3. Our Corners are Larger than Most. A popular phrase used by Canadians when giving directions is “Oh, It’s just round the corner” or “It’s just down that street”. You must remember that Canada is a very large country (second largest! Second is good for Canada. Usually we get 13th. Remember that) so “just down the street” is quite a lot farther then many other countries “just down the street”. So be careful cause sometimes “just…” could be hours away. (Example: Toronto is just round the lake from Kingston)
4. All Roads Go Where You Think They Are Going. In many countries lots of roads that seem straight, are not. This sometimes means that you will drive around in circles for hours saying “That tree looks familiar” four of five times before you realize it is the same tree or you will drive down a street going north only to have it end up turning east with no way of turning off the street. In Canada, over 80% of the roads actually are straight and will go where you think they are going. There is still that 5-10% that go in circles but you can see that they are without having to waste time driving around. There is also the rest of the roads that are bendy and fool you into thinking they aren’t going anywhere but will actually take you where you want to go easily.

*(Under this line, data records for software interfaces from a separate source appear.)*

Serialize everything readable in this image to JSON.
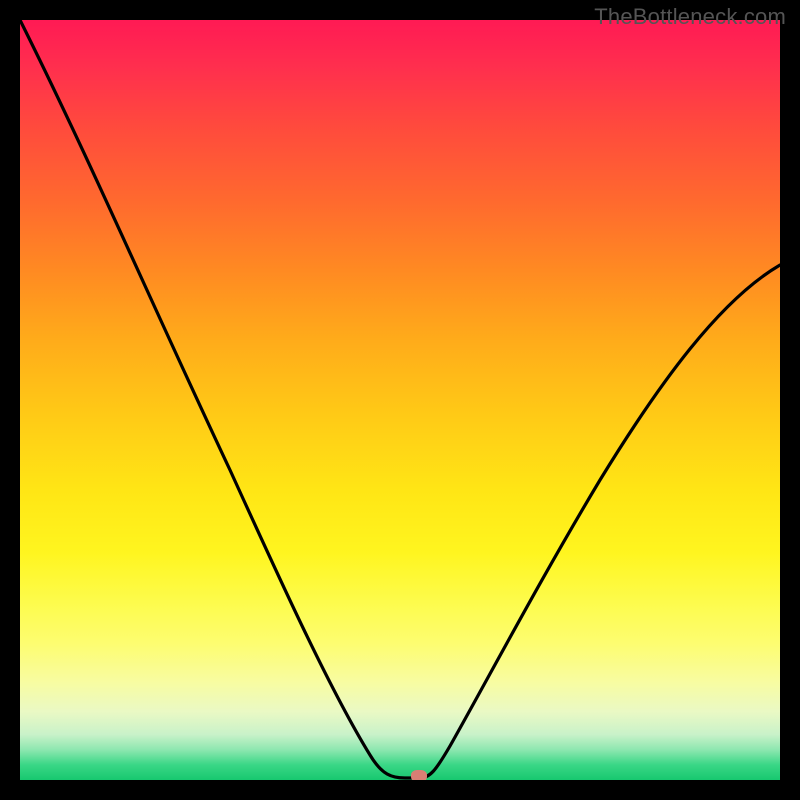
{
  "watermark": "TheBottleneck.com",
  "chart_data": {
    "type": "line",
    "title": "",
    "xlabel": "",
    "ylabel": "",
    "x": [
      0.0,
      0.05,
      0.1,
      0.15,
      0.2,
      0.25,
      0.3,
      0.35,
      0.4,
      0.45,
      0.48,
      0.5,
      0.52,
      0.55,
      0.58,
      0.6,
      0.65,
      0.7,
      0.75,
      0.8,
      0.85,
      0.9,
      0.95,
      1.0
    ],
    "values": [
      1.0,
      0.89,
      0.78,
      0.67,
      0.56,
      0.45,
      0.34,
      0.23,
      0.12,
      0.04,
      0.01,
      0.0,
      0.0,
      0.01,
      0.03,
      0.06,
      0.14,
      0.22,
      0.3,
      0.37,
      0.44,
      0.5,
      0.56,
      0.62
    ],
    "xlim": [
      0,
      1
    ],
    "ylim": [
      0,
      1
    ],
    "marker": {
      "x": 0.52,
      "y": 0.0
    },
    "background": "red-yellow-green vertical gradient",
    "grid": false,
    "axes_visible": false
  }
}
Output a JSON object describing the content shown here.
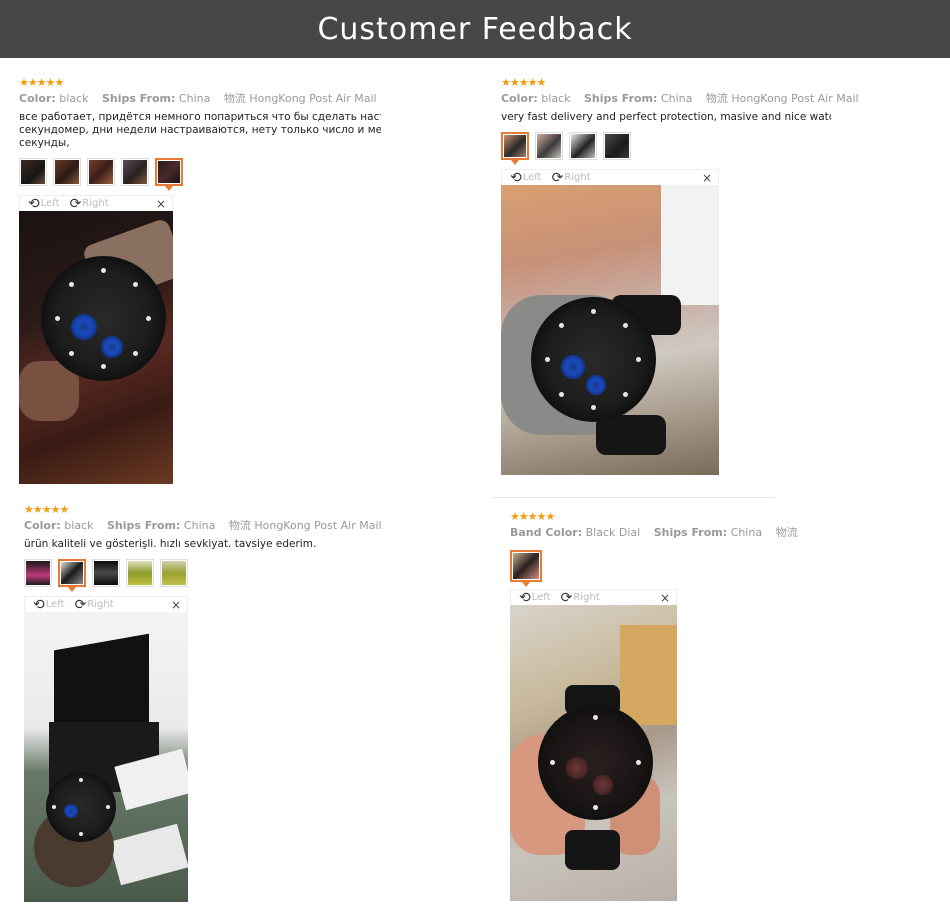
{
  "banner": {
    "title": "Customer Feedback"
  },
  "labels": {
    "color": "Color:",
    "band_color": "Band Color:",
    "ships_from": "Ships From:",
    "rotate_left": "Left",
    "rotate_right": "Right",
    "close": "×",
    "stars": "★★★★★"
  },
  "colors": {
    "banner_bg": "#474747",
    "star": "#f39c12",
    "active_thumb": "#e87b34"
  },
  "reviews": [
    {
      "color_value": "black",
      "ships_value": "China",
      "shipping": "物流 HongKong Post Air Mail",
      "comment_line1": "все работает, придётся немного попариться что бы сделать настройки, но н",
      "comment_line2": "секундомер, дни недели настраиваются, нету только число и месяц, цифров",
      "comment_line3": "секунды,"
    },
    {
      "color_value": "black",
      "ships_value": "China",
      "shipping": "物流 HongKong Post Air Mail",
      "comment_line1": "very fast delivery and perfect protection, masive and nice watch"
    },
    {
      "color_value": "black",
      "ships_value": "China",
      "shipping": "物流 HongKong Post Air Mail",
      "comment_line1": "ürün kaliteli ve gösterişli. hızlı sevkiyat. tavsiye ederim."
    },
    {
      "color_value": "Black Dial",
      "ships_value": "China",
      "shipping": "物流"
    }
  ]
}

A good example is Highway 7. (goes from just north of Toronto to Ottawa. google it if you don’t know where it is)